Repeat the entries below exactly and in full.

───── RECORDS SHOWN

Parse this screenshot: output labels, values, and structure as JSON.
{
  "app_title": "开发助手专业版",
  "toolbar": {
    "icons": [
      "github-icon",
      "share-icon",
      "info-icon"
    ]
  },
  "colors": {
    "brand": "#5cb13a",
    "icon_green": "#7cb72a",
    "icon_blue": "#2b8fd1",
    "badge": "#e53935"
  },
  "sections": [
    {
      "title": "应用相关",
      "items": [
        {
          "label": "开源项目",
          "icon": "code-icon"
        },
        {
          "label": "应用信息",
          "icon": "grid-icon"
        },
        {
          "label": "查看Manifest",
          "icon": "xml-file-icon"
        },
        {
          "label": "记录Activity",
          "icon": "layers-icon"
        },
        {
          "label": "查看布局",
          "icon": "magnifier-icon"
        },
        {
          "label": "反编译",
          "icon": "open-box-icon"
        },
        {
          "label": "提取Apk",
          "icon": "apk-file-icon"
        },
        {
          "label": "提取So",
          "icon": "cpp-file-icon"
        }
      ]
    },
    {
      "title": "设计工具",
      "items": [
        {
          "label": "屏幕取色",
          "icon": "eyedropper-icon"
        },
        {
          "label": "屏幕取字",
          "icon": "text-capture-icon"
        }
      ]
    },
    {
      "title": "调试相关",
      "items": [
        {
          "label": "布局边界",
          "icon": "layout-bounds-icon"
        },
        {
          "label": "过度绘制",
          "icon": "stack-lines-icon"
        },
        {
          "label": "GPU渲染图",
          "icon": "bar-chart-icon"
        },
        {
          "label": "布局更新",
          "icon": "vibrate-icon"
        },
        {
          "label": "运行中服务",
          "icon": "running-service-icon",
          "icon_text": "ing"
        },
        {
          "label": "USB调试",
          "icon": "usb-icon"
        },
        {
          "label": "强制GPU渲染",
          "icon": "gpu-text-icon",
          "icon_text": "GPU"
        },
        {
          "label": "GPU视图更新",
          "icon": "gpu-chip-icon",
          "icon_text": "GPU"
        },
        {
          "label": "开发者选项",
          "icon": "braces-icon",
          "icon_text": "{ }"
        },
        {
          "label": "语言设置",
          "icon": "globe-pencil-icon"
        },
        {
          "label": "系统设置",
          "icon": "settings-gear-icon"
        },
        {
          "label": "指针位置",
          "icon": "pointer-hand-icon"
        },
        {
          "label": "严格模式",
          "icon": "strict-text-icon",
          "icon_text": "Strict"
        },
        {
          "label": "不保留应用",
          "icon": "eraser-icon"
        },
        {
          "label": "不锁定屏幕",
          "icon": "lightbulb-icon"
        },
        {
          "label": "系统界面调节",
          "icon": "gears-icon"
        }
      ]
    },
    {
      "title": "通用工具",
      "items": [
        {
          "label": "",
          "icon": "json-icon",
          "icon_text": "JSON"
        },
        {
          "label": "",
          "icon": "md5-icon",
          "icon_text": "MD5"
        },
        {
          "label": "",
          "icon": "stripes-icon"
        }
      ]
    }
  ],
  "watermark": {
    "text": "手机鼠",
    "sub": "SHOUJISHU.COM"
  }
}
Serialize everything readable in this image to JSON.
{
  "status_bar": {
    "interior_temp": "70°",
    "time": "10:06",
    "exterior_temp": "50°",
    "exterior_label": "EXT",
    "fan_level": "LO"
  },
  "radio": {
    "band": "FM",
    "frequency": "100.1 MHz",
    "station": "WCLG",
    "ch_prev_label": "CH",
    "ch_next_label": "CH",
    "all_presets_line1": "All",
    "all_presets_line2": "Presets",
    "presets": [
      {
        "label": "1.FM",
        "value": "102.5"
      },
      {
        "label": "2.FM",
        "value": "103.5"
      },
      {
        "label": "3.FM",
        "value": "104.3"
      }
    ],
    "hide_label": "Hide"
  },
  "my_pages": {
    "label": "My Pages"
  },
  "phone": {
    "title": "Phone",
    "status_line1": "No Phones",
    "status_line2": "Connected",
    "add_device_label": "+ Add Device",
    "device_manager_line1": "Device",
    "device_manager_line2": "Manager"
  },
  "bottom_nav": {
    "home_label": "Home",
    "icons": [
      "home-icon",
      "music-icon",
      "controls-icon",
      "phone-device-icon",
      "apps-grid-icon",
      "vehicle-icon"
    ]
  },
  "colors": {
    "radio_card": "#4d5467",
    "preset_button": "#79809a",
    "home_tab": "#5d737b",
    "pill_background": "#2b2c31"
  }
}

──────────

— EXPECTED OUTPUT —
Parse this screenshot: output labels, values, and structure as JSON.
{
  "app_title": "开发助手专业版",
  "toolbar": {
    "icons": [
      "github-icon",
      "share-icon",
      "info-icon"
    ]
  },
  "colors": {
    "brand": "#5cb13a",
    "icon_green": "#7cb72a",
    "icon_blue": "#2b8fd1",
    "badge": "#e53935"
  },
  "sections": [
    {
      "title": "应用相关",
      "items": [
        {
          "label": "开源项目",
          "icon": "code-icon"
        },
        {
          "label": "应用信息",
          "icon": "grid-icon"
        },
        {
          "label": "查看Manifest",
          "icon": "xml-file-icon"
        },
        {
          "label": "记录Activity",
          "icon": "layers-icon"
        },
        {
          "label": "查看布局",
          "icon": "magnifier-icon"
        },
        {
          "label": "反编译",
          "icon": "open-box-icon"
        },
        {
          "label": "提取Apk",
          "icon": "apk-file-icon"
        },
        {
          "label": "提取So",
          "icon": "cpp-file-icon"
        }
      ]
    },
    {
      "title": "设计工具",
      "items": [
        {
          "label": "屏幕取色",
          "icon": "eyedropper-icon"
        },
        {
          "label": "屏幕取字",
          "icon": "text-capture-icon"
        }
      ]
    },
    {
      "title": "调试相关",
      "items": [
        {
          "label": "布局边界",
          "icon": "layout-bounds-icon"
        },
        {
          "label": "过度绘制",
          "icon": "stack-lines-icon"
        },
        {
          "label": "GPU渲染图",
          "icon": "bar-chart-icon"
        },
        {
          "label": "布局更新",
          "icon": "vibrate-icon"
        },
        {
          "label": "运行中服务",
          "icon": "running-service-icon",
          "icon_text": "ing"
        },
        {
          "label": "USB调试",
          "icon": "usb-icon"
        },
        {
          "label": "强制GPU渲染",
          "icon": "gpu-text-icon",
          "icon_text": "GPU"
        },
        {
          "label": "GPU视图更新",
          "icon": "gpu-chip-icon",
          "icon_text": "GPU"
        },
        {
          "label": "开发者选项",
          "icon": "braces-icon",
          "icon_text": "{ }"
        },
        {
          "label": "语言设置",
          "icon": "globe-pencil-icon"
        },
        {
          "label": "系统设置",
          "icon": "settings-gear-icon"
        },
        {
          "label": "指针位置",
          "icon": "pointer-hand-icon"
        },
        {
          "label": "严格模式",
          "icon": "strict-text-icon",
          "icon_text": "Strict"
        },
        {
          "label": "不保留应用",
          "icon": "eraser-icon"
        },
        {
          "label": "不锁定屏幕",
          "icon": "lightbulb-icon"
        },
        {
          "label": "系统界面调节",
          "icon": "gears-icon"
        }
      ]
    },
    {
      "title": "通用工具",
      "items": [
        {
          "label": "",
          "icon": "json-icon",
          "icon_text": "JSON"
        },
        {
          "label": "",
          "icon": "md5-icon",
          "icon_text": "MD5"
        },
        {
          "label": "",
          "icon": "stripes-icon"
        }
      ]
    }
  ],
  "watermark": {
    "text": "手机鼠",
    "sub": "SHOUJISHU.COM"
  }
}
Serialize everything readable in this image to JSON.
{
  "status_bar": {
    "interior_temp": "70°",
    "time": "10:06",
    "exterior_temp": "50°",
    "exterior_label": "EXT",
    "fan_level": "LO"
  },
  "radio": {
    "band": "FM",
    "frequency": "100.1 MHz",
    "station": "WCLG",
    "ch_prev_label": "CH",
    "ch_next_label": "CH",
    "all_presets_line1": "All",
    "all_presets_line2": "Presets",
    "presets": [
      {
        "label": "1.FM",
        "value": "102.5"
      },
      {
        "label": "2.FM",
        "value": "103.5"
      },
      {
        "label": "3.FM",
        "value": "104.3"
      }
    ],
    "hide_label": "Hide"
  },
  "my_pages": {
    "label": "My Pages"
  },
  "phone": {
    "title": "Phone",
    "status_line1": "No Phones",
    "status_line2": "Connected",
    "add_device_label": "+ Add Device",
    "device_manager_line1": "Device",
    "device_manager_line2": "Manager"
  },
  "bottom_nav": {
    "home_label": "Home",
    "icons": [
      "home-icon",
      "music-icon",
      "controls-icon",
      "phone-device-icon",
      "apps-grid-icon",
      "vehicle-icon"
    ]
  },
  "colors": {
    "radio_card": "#4d5467",
    "preset_button": "#79809a",
    "home_tab": "#5d737b",
    "pill_background": "#2b2c31"
  }
}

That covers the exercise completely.